Postscript: I wrote this earlier today after a wonderful sleep. When I woke it was still raining, when I had finished I reported into the Marina Office and got soaked. At 4pm it stopped raining so I went for a walk in my still soaking oilskins to my favourite little coffee shop. They seemed pleased to see me, as there were no customers and no one on the streets. The coffee shop has newspapers. There have been storms up and down the coast, and they ae expected to continue over the weekend. 8cm hailstones are reported from somewhere. It remains the most unusual weather for at least a generation. I left the coffee shop and it started to rain again. I went for a short walk to the creek entrance, previously a very pretty little place. The creek was a torrent of brown water which had completely coloured the sea in the bay. Back on board the rain is worse than ever, and at dusk there has been more thunder and lightening.
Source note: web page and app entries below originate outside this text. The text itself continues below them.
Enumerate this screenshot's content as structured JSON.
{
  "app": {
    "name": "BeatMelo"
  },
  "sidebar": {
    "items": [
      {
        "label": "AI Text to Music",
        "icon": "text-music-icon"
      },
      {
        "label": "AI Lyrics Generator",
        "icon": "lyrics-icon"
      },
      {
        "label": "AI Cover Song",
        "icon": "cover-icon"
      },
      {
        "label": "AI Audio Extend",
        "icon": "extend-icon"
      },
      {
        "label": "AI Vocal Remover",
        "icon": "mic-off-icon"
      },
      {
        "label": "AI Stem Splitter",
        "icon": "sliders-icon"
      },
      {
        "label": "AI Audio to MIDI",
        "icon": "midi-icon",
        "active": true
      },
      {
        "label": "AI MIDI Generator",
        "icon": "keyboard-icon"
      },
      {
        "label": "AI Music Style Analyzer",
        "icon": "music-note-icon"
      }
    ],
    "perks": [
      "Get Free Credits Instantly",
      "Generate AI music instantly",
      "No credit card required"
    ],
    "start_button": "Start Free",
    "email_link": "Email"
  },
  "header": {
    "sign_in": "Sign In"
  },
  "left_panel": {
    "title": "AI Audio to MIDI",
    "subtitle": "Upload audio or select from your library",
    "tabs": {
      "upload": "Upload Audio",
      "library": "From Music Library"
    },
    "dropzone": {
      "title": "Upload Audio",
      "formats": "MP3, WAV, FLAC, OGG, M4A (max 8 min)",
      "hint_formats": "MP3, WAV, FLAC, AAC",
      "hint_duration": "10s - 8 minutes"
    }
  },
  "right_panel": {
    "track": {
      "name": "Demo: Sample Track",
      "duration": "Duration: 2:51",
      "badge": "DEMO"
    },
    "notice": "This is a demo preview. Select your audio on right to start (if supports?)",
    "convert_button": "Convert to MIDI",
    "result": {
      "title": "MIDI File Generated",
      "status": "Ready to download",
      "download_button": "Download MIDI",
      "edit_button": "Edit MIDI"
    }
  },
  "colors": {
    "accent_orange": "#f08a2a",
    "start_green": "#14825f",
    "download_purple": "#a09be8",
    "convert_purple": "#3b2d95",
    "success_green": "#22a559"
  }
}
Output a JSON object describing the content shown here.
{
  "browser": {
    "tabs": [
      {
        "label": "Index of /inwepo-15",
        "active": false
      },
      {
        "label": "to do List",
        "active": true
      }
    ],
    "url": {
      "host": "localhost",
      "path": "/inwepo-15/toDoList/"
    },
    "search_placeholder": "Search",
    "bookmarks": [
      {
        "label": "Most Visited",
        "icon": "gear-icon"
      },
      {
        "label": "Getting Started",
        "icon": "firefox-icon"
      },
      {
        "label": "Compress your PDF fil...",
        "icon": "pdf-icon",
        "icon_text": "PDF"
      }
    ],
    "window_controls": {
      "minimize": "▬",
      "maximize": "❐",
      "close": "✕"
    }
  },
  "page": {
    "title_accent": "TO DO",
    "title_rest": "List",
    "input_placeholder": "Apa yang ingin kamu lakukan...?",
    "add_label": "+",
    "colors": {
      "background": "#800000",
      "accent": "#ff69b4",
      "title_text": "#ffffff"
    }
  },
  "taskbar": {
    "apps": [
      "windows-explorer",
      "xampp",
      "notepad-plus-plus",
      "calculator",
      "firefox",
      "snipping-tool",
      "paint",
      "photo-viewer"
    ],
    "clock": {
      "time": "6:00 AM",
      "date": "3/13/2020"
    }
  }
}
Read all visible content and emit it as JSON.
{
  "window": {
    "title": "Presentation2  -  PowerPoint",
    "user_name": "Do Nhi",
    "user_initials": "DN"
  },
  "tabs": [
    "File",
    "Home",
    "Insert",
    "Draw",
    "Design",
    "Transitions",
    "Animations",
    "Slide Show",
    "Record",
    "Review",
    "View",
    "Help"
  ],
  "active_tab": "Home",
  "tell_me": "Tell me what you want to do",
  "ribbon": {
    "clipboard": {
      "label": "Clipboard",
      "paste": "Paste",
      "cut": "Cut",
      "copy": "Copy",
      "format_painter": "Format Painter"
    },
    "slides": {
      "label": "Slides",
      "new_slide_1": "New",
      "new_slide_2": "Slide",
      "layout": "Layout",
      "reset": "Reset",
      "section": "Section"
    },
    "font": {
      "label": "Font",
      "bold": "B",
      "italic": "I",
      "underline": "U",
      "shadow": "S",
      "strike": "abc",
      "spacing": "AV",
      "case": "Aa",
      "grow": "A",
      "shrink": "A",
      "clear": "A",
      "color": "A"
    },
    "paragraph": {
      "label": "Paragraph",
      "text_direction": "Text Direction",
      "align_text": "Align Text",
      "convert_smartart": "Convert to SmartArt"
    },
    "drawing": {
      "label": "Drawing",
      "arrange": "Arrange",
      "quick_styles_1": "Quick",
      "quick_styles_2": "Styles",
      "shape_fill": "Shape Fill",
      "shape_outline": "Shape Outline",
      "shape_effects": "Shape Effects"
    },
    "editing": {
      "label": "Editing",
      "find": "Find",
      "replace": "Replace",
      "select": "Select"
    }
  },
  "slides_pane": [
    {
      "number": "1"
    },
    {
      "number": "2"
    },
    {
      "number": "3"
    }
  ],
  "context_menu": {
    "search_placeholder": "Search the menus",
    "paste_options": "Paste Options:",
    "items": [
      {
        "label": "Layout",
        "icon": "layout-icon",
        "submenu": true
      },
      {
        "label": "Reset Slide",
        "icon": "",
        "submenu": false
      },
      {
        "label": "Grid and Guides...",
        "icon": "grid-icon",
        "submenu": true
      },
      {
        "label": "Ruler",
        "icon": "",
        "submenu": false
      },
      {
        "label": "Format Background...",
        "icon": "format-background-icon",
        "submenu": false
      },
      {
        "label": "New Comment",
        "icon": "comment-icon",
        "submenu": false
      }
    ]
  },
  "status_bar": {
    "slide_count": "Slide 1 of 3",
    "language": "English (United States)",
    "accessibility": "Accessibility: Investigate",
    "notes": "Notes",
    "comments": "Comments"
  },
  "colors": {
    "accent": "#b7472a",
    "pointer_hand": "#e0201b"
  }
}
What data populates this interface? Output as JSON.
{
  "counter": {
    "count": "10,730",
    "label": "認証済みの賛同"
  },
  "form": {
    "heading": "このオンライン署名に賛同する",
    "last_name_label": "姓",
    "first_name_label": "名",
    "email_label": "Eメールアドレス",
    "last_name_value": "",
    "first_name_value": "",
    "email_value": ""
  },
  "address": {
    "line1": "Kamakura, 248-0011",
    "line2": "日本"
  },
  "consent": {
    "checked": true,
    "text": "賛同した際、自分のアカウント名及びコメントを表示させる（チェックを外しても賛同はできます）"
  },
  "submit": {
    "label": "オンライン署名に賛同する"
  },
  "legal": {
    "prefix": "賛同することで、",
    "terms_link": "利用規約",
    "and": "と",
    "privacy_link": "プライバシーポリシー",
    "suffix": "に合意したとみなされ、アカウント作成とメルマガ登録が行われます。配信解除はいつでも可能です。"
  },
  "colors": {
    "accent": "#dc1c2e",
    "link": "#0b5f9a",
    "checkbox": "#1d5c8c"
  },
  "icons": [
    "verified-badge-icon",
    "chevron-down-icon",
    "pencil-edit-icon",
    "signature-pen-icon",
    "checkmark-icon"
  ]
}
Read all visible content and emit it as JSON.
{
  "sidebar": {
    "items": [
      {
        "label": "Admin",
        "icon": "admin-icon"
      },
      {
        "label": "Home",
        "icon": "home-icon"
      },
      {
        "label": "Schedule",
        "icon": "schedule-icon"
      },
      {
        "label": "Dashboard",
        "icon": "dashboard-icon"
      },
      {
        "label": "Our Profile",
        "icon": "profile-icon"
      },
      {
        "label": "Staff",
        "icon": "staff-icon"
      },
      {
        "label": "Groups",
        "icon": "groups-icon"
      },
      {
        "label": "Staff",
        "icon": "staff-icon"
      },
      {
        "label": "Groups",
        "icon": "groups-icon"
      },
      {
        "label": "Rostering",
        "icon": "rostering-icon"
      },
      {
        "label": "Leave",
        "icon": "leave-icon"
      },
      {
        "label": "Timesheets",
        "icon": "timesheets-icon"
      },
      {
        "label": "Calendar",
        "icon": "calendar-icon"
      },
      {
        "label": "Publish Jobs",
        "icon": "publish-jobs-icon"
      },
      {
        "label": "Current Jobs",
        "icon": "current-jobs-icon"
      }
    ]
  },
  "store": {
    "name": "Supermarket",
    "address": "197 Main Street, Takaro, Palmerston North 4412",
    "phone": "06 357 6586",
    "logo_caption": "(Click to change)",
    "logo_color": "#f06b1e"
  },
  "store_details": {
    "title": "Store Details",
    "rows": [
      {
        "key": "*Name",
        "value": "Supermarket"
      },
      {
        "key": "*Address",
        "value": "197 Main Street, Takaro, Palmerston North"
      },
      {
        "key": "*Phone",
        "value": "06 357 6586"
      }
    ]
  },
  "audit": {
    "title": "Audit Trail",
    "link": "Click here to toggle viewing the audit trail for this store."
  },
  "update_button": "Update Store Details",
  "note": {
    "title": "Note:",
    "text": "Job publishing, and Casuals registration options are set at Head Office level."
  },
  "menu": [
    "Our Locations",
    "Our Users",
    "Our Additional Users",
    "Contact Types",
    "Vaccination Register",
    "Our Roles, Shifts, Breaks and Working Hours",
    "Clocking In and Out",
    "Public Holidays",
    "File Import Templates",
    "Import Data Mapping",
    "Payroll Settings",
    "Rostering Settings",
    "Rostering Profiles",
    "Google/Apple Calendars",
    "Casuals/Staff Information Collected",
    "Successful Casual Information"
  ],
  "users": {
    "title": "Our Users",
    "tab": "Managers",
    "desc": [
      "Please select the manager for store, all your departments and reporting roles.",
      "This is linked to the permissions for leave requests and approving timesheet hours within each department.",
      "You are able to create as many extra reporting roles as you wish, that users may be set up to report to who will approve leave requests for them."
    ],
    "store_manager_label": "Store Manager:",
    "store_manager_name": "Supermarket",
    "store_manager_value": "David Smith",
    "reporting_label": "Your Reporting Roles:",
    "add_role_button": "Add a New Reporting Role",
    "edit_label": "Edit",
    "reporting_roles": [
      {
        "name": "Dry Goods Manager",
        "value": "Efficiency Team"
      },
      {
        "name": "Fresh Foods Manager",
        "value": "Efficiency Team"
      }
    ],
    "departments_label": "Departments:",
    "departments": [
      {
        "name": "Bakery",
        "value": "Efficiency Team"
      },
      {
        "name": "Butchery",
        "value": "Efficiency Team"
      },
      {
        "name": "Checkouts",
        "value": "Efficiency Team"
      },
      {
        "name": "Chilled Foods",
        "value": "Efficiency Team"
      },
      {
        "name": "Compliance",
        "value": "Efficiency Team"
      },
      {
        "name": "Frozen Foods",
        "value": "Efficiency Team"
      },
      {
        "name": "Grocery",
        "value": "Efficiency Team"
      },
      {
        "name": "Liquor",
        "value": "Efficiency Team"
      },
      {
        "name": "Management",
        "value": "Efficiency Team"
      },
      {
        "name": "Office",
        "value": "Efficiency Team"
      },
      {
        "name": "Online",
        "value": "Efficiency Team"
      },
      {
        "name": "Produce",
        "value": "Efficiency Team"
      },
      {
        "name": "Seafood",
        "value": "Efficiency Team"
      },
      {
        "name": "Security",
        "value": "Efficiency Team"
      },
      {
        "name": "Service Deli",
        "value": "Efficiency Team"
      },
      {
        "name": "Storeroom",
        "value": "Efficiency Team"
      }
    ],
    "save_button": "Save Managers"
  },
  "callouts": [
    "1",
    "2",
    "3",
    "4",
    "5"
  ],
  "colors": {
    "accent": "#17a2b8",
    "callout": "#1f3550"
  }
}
I have reappraised my leaking windows: it is a miracle that they are keeping so much of the rain outside!